┌──

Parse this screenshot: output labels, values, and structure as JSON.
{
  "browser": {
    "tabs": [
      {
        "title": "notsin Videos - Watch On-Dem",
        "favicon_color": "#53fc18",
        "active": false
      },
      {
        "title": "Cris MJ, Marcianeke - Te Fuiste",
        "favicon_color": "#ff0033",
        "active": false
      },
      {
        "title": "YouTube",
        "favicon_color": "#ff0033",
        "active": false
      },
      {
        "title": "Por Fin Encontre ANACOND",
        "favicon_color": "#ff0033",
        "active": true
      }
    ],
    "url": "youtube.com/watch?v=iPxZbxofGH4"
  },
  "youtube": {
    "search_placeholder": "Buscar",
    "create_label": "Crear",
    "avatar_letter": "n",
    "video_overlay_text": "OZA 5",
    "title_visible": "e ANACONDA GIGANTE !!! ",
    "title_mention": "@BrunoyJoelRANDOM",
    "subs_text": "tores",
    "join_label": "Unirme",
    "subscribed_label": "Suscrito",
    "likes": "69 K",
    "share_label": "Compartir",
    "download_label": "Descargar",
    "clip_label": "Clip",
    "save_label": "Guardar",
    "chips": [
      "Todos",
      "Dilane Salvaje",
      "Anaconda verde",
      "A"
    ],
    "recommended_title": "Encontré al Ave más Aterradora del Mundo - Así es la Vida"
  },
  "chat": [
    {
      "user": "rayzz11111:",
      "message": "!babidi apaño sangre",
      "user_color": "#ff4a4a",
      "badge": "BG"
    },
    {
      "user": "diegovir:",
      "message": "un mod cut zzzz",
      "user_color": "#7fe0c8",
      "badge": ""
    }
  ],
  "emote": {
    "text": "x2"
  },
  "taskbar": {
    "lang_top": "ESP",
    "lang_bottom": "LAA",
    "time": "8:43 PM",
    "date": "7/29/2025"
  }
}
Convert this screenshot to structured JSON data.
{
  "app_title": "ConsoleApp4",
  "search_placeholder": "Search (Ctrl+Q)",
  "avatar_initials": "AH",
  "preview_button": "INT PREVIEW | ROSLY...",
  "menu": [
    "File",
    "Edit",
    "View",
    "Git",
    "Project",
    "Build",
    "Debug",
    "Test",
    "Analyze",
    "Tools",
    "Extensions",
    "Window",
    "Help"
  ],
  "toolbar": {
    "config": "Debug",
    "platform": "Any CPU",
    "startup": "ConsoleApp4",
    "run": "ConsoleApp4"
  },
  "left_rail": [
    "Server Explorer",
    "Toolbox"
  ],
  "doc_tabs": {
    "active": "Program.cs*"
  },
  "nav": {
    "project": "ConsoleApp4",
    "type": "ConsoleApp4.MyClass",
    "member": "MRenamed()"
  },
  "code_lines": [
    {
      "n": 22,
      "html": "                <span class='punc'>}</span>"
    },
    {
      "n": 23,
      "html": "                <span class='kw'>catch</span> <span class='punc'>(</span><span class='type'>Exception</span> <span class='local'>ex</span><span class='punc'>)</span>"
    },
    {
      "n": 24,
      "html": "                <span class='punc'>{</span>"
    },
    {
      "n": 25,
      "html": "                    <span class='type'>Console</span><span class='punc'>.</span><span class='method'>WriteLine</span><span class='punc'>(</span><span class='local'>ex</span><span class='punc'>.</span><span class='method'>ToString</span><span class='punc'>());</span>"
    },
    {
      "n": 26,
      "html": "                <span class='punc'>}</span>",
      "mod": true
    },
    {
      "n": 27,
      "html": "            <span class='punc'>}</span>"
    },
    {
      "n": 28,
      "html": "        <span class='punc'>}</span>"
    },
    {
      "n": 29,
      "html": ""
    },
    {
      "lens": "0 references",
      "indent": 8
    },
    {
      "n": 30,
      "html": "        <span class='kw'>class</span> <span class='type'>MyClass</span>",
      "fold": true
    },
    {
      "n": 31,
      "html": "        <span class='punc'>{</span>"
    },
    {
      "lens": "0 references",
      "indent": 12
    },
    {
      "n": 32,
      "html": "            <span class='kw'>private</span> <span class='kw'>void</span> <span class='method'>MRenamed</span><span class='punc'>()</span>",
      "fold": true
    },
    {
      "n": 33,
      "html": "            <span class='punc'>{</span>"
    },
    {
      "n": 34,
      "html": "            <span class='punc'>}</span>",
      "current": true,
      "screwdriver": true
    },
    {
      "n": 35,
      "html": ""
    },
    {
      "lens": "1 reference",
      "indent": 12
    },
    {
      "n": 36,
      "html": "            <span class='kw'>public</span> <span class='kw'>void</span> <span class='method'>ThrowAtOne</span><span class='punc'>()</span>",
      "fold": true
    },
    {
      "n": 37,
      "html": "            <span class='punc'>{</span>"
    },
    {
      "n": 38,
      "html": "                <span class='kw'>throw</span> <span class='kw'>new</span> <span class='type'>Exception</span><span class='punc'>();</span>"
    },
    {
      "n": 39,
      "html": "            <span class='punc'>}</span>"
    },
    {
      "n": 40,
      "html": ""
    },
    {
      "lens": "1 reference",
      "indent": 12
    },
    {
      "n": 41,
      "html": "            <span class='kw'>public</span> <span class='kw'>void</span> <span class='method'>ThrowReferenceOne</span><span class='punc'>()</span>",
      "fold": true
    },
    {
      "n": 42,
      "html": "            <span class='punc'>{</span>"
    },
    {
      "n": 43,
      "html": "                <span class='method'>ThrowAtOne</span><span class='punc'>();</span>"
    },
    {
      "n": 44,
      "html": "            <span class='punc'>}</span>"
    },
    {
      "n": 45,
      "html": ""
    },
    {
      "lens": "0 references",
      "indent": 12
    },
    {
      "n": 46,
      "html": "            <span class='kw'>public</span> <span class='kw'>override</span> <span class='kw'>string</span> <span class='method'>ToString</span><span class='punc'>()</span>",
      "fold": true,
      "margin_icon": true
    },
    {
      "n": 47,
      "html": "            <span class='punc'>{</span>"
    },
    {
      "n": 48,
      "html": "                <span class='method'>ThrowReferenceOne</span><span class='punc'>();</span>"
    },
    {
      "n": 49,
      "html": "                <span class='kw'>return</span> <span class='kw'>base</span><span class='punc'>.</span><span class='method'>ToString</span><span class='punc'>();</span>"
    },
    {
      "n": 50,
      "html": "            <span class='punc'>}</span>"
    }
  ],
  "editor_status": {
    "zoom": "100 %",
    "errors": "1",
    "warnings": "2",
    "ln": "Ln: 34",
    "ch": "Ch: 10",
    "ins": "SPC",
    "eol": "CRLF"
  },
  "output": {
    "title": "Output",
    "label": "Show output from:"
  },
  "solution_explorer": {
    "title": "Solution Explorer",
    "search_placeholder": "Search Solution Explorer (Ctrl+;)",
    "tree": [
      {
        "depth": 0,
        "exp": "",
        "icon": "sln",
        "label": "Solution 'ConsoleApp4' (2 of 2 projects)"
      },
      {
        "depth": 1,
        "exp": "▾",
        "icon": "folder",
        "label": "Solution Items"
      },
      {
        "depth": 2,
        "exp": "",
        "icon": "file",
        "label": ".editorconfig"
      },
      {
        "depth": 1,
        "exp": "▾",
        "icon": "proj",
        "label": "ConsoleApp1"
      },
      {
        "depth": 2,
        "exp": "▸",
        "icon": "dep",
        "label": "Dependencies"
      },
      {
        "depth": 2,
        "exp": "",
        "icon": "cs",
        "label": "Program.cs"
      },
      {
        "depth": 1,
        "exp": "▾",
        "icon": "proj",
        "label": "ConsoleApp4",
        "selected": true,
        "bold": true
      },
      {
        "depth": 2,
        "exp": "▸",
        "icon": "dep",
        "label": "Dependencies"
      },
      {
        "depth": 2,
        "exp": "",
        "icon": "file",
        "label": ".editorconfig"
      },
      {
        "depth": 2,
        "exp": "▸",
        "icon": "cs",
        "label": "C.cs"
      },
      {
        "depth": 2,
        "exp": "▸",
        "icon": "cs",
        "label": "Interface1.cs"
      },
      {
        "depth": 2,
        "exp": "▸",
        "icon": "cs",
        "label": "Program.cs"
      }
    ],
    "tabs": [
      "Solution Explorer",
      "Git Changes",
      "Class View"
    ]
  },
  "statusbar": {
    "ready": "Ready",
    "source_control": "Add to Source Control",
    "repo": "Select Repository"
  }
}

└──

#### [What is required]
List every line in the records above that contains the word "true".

#### [Exercise answer]
        "active": true
      "mod": true
      "fold": true
      "fold": true
      "current": true,
      "screwdriver": true
      "fold": true
      "fold": true
      "fold": true,
      "margin_icon": true
        "selected": true,
        "bold": true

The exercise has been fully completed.